Several years ago, Despina Antypa and her husband worked at a leading newspaper in Athens.
Then came the economic crisis.
The bad news was “just a whisper” at first. But when friends began losing work, she had the foresight and discipline to plan a new career. One unrestricted by language or country — just in case they ever had to leave Greece. She chose pastry, taking classes every weekday for two years, practicing techniques on weekends.
Sure enough, in 2011 the couple lost their own jobs. Despina threw herself into the task of confecting a signature delicacy good enough to sell; some 3,000 trials and errors (“mostly errors”) later, she was satisfied.
Then came the work of developing a website, packaging, selling.
Orders poured in. The labors were paying off. Except that—
The business was killed in its crib by bureaucrats.
The Greek government demanded a lot, including
- advance taxes equal to “50 percent of estimated profit in the first two years” (money never to be returned were the business to fail);
- minimum square footage for her shop much greater than necessary; and
- a separate toilet for walk-in customers (although there would be no walk-in customers).
The arbitrary burdens proved too great. In 2013, her husband got a job offer that meant moving to Brussels. They jumped at the chance. There they forged the new life they could have forged in Greece — had they been allowed to.

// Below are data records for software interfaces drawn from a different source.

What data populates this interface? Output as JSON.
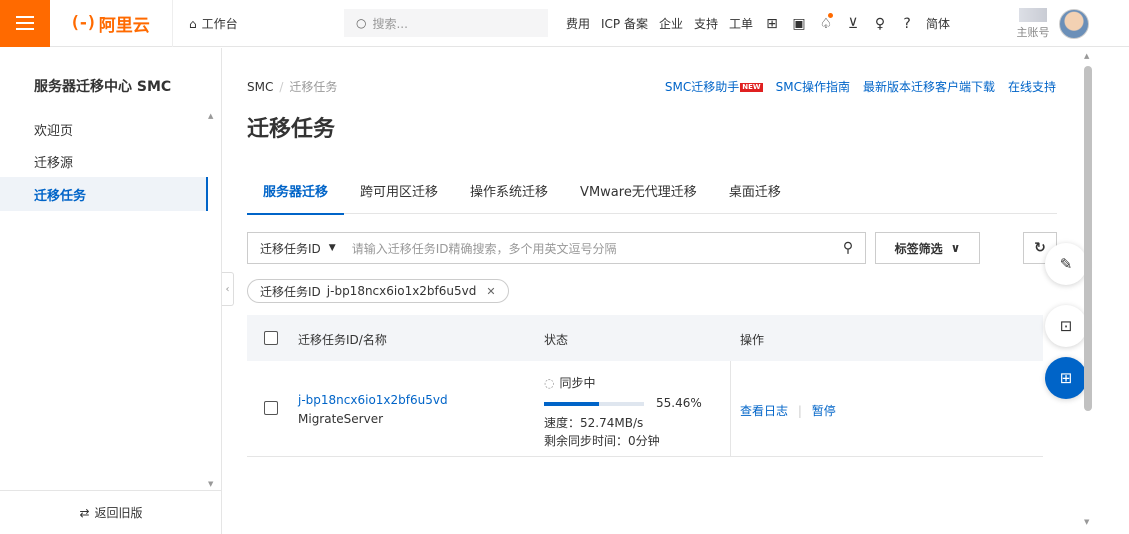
{
  "topbar": {
    "logo_text": "阿里云",
    "logo_mark": "(-)",
    "workbench_label": "工作台",
    "search_placeholder": "搜索...",
    "links": [
      "费用",
      "ICP 备案",
      "企业",
      "支持",
      "工单"
    ],
    "lang_label": "简体",
    "account_label": "主账号",
    "icons": [
      "cloudshell-icon",
      "terminal-icon",
      "bell-icon",
      "cart-icon",
      "bulb-icon",
      "help-icon"
    ]
  },
  "sidebar": {
    "title": "服务器迁移中心 SMC",
    "items": [
      {
        "label": "欢迎页"
      },
      {
        "label": "迁移源"
      },
      {
        "label": "迁移任务"
      }
    ],
    "back_label": "返回旧版"
  },
  "header": {
    "breadcrumb_root": "SMC",
    "breadcrumb_current": "迁移任务",
    "links": [
      "SMC迁移助手",
      "SMC操作指南",
      "最新版本迁移客户端下载",
      "在线支持"
    ],
    "new_badge": "NEW",
    "page_title": "迁移任务"
  },
  "tabs": [
    "服务器迁移",
    "跨可用区迁移",
    "操作系统迁移",
    "VMware无代理迁移",
    "桌面迁移"
  ],
  "filter": {
    "key_label": "迁移任务ID",
    "placeholder": "请输入迁移任务ID精确搜索，多个用英文逗号分隔",
    "tag_filter_label": "标签筛选",
    "chip_key": "迁移任务ID",
    "chip_value": "j-bp18ncx6io1x2bf6u5vd"
  },
  "table": {
    "headers": {
      "id_name": "迁移任务ID/名称",
      "status": "状态",
      "actions": "操作"
    },
    "rows": [
      {
        "id": "j-bp18ncx6io1x2bf6u5vd",
        "name": "MigrateServer",
        "status": "同步中",
        "progress_percent": 55.46,
        "progress_text": "55.46%",
        "speed": "速度：52.74MB/s",
        "remaining": "剩余同步时间：0分钟",
        "action_log": "查看日志",
        "action_pause": "暂停"
      }
    ]
  },
  "colors": {
    "brand": "#ff6a00",
    "primary": "#0064c8",
    "new_badge": "#e02020"
  }
}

It seems that the road to recovery is not helped by hobbling the runners.
This is Common Sense. I’m Paul Jacob.